Other than being an officer, one of the better jobs on the ship
Hopefully you get along with your roommates, since your bunk/ nose is 12" below there's.
Only allowed on certain decks and eating areas
You do save your money, as everything is basically covered
Forget the intrigue of being on a cruise....it's work, not a vacation. (Kinda like people who don't shovel snow every winter....think snow is pretty)!?
You eventually miss family and friends as it's a very nomadic, sometimes lonely, isolating position....think merchant marines
Your constantly surrounded by people, and honestly need "space" but at the same time, miss connection. If that makes sense
Different cruise line have different contractual agreements...not everybody re-ups. Some, jump ship in port as it's not for everyone
Other than that.....it beats starving
Haven't done a cruise ship gig myself, though I've been offered several. Never quite enough money to make it worthwhile. I think back in the old days (70's-80's) it was a better situation (good pay, treated better). I have a friend who bought a house in Cali doing those gigs back then (paid in full cash). He got out of those gigs though, saying there were lots of changes in that industry.
I have heard a few horror stories though. One friend got paid cash at the end of the cruise, all of it was counterfeit and he basically got hosed by the cruise line. Another was almost beaten to death by the ships security cause he flirted with a girl the head of security had a crush on!
I've never had a cruise ship gig (so take this FWIW), but during the summers in college, I worked as a waiter (and lived) at a resort hotel, and I found it somewhat psychologically painful to be working at a place where other people were vacationing. Jealousy, I guess. That, despite the fact that I got to hang out at the pool with the guests for 3 hours every day between lunch and dinner.
Also, I've been on about 5 cruises, and I'm not a big fan of being "cooped up" like that. the last one I went on was about 5 years ago, and I had cabin fever after the 5th day. I just wanted off the ship.
So I'd say those are two potential downsides, for some people, on a cruise ship gig.
But I could also see it being somewhat fun for a young, single musician.
They guy I know who did it, abandoned ship at the first port. Sleeping Quarters, and treatment were his issues. He left good gear on the boat too. I would imagine it is hard if you are past the point in life where you can handle having a roomie.

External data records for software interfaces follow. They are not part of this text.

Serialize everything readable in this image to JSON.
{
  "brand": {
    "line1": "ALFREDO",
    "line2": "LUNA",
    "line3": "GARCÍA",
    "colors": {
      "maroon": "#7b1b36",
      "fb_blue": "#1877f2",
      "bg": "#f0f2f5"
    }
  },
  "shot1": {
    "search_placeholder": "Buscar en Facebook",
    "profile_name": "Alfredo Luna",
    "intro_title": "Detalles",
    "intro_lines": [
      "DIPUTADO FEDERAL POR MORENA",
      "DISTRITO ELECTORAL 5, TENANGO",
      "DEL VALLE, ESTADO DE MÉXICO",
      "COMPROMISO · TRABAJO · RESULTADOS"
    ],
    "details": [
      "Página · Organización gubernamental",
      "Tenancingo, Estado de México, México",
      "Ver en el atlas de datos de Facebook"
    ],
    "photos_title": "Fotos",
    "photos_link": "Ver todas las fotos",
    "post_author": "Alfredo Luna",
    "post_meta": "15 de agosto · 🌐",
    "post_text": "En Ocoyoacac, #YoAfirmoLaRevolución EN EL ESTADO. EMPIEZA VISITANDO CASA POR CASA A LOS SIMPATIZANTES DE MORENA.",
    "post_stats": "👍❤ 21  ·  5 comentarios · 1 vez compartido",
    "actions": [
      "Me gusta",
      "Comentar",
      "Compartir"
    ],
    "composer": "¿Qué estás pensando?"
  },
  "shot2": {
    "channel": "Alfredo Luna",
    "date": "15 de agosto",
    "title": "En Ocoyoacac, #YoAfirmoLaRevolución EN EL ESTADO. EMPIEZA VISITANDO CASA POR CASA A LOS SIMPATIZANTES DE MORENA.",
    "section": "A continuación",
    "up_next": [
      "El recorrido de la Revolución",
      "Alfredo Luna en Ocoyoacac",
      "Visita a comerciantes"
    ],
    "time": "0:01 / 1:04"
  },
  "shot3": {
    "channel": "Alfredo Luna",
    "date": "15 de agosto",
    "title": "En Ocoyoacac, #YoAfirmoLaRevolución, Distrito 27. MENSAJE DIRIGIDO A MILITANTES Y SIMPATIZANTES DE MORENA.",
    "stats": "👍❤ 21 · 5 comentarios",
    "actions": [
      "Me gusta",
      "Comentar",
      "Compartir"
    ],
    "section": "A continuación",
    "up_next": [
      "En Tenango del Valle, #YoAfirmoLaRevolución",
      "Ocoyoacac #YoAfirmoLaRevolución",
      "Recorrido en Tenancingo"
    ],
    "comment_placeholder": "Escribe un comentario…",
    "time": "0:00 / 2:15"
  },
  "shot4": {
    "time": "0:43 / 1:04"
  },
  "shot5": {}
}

I was in the Navy and enjoyed life aboard a destroyer, so a cruise ship wouldn't be so bad except for the restriction to only certain areas and the no fraternization with the guests policy. That would be the dealbreaker for me. I realize why they have those policies, but I also realize why I wouldn't want to submit to them. There are some very attractive female crew members, but the thought of being confined below decks except when actively performing just sucks. I have thought about maybe trying to book my cover band for a week aboard ship, but if the same restrictions apply in that scenario, I'm not interested. I've been on many cruises and I enjoy them, but the restriction to the crew areas just isn't appealing.